_Material for this exercise_:
= Beginning of Section =

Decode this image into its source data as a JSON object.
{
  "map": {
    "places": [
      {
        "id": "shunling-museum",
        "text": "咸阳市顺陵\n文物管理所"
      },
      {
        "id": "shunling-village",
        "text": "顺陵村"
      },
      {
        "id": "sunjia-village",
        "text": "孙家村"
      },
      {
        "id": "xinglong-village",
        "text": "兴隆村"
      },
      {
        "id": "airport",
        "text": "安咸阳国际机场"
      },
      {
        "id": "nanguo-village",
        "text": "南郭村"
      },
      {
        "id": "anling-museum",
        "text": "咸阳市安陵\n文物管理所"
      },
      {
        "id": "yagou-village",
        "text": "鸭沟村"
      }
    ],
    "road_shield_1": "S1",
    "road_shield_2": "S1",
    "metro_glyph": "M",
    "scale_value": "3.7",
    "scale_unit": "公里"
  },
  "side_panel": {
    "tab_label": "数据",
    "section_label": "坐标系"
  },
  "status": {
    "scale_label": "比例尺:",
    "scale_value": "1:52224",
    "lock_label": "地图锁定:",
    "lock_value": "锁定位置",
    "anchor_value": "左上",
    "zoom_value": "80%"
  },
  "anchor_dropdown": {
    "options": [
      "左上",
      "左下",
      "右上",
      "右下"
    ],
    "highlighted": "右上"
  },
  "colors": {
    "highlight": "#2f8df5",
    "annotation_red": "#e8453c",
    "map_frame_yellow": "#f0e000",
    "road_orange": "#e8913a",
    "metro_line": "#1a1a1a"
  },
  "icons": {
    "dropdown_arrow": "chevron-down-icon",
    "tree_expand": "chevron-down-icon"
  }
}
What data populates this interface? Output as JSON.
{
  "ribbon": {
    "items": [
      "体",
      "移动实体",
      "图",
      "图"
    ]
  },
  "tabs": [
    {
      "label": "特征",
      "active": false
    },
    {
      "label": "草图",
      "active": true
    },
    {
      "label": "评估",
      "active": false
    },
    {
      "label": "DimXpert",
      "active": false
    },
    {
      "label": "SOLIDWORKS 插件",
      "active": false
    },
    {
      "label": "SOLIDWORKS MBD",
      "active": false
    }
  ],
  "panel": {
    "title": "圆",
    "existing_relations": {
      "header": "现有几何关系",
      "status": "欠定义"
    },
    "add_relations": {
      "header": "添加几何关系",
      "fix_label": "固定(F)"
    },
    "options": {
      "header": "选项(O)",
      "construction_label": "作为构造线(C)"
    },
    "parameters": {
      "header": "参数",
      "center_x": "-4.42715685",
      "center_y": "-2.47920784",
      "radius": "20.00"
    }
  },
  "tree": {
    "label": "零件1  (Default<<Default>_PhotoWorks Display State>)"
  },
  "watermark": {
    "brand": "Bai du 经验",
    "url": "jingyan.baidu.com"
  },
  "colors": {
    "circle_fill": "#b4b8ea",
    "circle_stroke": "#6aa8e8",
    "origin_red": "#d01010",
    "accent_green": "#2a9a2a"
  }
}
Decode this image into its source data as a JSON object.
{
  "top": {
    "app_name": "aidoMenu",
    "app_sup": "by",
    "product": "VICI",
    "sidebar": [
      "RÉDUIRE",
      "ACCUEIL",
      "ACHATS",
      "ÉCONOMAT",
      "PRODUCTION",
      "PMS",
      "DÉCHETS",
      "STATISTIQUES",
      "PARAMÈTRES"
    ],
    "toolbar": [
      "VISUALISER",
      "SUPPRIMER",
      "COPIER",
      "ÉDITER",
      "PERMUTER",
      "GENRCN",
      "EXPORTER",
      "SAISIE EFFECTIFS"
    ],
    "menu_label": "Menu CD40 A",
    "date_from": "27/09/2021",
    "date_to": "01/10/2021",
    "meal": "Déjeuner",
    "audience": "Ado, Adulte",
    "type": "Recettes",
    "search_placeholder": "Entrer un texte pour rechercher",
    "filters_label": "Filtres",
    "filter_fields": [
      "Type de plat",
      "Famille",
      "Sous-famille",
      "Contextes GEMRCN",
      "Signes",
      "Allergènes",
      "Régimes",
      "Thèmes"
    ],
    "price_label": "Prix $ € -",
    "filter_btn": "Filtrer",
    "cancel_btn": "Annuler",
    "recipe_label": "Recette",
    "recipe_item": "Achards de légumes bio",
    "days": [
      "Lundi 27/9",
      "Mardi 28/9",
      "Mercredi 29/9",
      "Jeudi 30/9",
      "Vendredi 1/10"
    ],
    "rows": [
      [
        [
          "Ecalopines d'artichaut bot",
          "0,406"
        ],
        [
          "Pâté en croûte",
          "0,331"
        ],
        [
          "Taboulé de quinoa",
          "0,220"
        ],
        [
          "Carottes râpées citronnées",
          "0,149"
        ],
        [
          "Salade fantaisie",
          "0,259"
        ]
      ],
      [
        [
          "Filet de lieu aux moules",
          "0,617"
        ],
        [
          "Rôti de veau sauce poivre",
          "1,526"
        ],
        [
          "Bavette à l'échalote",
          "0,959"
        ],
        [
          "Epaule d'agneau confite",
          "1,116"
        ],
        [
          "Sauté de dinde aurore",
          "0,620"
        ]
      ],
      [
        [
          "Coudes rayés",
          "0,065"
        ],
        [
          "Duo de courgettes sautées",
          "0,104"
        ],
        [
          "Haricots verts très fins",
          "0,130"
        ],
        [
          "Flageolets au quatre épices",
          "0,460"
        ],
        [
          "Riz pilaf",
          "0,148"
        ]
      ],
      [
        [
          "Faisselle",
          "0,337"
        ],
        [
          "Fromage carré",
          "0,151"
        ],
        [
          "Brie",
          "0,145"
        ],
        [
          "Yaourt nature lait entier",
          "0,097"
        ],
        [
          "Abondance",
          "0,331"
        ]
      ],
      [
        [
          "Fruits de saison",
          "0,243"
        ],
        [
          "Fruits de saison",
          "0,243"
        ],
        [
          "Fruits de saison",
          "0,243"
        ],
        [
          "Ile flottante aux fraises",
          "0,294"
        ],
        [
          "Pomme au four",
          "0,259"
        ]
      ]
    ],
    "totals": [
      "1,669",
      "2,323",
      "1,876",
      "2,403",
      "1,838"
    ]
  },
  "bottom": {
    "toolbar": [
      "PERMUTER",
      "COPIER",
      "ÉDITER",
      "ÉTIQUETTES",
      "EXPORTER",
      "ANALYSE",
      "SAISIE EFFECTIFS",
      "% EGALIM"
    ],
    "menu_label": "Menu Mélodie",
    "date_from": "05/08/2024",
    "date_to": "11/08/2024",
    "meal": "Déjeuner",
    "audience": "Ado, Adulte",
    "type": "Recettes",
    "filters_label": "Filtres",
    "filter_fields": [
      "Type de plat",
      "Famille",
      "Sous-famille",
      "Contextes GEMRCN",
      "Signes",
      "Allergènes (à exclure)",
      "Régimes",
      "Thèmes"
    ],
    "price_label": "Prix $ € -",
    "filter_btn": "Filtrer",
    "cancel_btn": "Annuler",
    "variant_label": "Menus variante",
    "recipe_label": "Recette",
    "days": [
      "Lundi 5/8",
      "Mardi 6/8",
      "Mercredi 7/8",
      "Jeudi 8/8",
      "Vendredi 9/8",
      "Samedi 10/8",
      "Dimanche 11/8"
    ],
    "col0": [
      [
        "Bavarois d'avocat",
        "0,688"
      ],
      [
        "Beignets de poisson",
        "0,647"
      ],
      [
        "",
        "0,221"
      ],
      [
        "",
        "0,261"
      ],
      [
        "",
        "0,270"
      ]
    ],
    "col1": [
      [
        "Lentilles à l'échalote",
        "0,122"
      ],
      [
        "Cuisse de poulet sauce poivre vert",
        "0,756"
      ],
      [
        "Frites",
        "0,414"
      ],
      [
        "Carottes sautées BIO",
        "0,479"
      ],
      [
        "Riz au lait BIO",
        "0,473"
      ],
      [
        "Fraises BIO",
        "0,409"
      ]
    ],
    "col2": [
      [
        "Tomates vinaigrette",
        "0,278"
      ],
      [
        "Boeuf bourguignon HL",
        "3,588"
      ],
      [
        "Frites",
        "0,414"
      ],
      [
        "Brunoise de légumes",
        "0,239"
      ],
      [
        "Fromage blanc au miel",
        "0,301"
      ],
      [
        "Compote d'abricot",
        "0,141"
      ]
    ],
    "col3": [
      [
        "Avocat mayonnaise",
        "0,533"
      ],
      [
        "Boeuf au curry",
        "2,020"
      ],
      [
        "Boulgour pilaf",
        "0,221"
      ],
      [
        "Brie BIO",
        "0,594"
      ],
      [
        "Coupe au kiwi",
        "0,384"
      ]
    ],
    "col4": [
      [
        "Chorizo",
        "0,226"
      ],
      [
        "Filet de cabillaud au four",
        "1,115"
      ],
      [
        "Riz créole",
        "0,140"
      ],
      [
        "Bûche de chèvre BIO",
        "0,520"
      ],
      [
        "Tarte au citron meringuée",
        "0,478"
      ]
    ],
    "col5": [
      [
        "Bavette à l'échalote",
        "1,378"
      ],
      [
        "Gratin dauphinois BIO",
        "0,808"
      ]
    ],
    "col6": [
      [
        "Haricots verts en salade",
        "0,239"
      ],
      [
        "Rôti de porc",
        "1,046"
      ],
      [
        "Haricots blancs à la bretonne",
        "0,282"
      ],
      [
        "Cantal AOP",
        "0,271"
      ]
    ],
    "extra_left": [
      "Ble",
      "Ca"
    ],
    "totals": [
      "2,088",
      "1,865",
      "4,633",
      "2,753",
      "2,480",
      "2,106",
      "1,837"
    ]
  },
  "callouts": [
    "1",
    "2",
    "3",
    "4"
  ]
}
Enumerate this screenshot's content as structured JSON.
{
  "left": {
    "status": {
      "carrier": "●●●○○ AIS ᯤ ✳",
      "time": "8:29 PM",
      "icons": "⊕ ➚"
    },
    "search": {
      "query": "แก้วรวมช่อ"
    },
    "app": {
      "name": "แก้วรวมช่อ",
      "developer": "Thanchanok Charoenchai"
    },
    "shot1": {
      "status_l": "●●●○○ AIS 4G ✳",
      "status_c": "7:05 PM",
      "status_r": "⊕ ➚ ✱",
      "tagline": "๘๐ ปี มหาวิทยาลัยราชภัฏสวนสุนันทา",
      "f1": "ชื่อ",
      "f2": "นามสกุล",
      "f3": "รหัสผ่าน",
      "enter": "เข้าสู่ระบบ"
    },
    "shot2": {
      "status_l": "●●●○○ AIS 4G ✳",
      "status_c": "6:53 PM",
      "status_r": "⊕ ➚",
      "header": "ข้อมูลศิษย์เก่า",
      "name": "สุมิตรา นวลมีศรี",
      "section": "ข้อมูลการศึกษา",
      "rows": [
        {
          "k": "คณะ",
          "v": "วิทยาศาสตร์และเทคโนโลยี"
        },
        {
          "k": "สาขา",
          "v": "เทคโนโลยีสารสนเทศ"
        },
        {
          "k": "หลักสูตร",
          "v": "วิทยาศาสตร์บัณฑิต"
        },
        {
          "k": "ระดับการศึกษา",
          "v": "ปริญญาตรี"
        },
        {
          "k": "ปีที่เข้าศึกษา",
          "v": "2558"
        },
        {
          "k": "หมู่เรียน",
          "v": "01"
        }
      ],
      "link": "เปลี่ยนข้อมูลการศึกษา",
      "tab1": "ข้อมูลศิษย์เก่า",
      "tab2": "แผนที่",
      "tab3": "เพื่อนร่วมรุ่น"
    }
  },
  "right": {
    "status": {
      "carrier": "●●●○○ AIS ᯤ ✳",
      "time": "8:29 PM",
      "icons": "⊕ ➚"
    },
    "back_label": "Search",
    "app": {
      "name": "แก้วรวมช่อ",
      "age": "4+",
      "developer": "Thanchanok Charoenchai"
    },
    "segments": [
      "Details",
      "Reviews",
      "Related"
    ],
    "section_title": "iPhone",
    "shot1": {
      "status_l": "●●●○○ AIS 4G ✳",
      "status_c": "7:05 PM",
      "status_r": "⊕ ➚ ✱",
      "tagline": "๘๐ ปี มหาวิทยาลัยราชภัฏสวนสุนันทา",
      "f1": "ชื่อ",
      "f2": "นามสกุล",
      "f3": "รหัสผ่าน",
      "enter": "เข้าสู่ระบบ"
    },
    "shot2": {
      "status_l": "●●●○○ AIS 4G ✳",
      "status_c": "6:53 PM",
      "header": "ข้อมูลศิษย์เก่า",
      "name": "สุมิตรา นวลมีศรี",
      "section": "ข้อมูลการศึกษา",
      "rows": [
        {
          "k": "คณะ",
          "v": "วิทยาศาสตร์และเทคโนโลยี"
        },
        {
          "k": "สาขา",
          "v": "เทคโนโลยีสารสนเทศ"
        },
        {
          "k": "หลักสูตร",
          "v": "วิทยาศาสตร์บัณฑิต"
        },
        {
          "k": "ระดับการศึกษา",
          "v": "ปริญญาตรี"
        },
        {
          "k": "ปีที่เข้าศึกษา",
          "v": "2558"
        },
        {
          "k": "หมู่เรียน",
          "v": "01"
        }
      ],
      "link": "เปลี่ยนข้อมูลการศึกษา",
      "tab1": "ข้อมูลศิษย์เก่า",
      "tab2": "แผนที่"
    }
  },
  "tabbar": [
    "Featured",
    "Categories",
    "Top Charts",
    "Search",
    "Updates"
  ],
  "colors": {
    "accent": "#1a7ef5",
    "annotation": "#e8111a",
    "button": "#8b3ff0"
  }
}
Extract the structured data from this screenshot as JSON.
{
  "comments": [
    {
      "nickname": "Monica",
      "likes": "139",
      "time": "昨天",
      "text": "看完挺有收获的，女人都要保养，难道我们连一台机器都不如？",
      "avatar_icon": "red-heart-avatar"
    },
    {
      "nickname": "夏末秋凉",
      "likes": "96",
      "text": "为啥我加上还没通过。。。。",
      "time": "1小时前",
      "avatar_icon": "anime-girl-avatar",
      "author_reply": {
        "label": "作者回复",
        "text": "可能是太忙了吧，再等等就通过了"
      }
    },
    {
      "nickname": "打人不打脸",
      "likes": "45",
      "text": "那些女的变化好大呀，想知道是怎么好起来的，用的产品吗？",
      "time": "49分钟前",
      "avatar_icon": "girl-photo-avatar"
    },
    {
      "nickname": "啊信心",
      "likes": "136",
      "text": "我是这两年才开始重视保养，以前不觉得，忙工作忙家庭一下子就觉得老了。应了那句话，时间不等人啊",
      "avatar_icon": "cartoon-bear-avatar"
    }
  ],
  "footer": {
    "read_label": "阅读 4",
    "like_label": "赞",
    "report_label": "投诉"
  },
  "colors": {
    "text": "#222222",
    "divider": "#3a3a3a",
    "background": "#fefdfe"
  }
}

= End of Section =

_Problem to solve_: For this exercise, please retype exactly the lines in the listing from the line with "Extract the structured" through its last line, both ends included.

_Problem solution_:
Extract the structured data from this screenshot as JSON.
{
  "comments": [
    {
      "nickname": "Monica",
      "likes": "139",
      "time": "昨天",
      "text": "看完挺有收获的，女人都要保养，难道我们连一台机器都不如？",
      "avatar_icon": "red-heart-avatar"
    },
    {
      "nickname": "夏末秋凉",
      "likes": "96",
      "text": "为啥我加上还没通过。。。。",
      "time": "1小时前",
      "avatar_icon": "anime-girl-avatar",
      "author_reply": {
        "label": "作者回复",
        "text": "可能是太忙了吧，再等等就通过了"
      }
    },
    {
      "nickname": "打人不打脸",
      "likes": "45",
      "text": "那些女的变化好大呀，想知道是怎么好起来的，用的产品吗？",
      "time": "49分钟前",
      "avatar_icon": "girl-photo-avatar"
    },
    {
      "nickname": "啊信心",
      "likes": "136",
      "text": "我是这两年才开始重视保养，以前不觉得，忙工作忙家庭一下子就觉得老了。应了那句话，时间不等人啊",
      "avatar_icon": "cartoon-bear-avatar"
    }
  ],
  "footer": {
    "read_label": "阅读 4",
    "like_label": "赞",
    "report_label": "投诉"
  },
  "colors": {
    "text": "#222222",
    "divider": "#3a3a3a",
    "background": "#fefdfe"
  }
}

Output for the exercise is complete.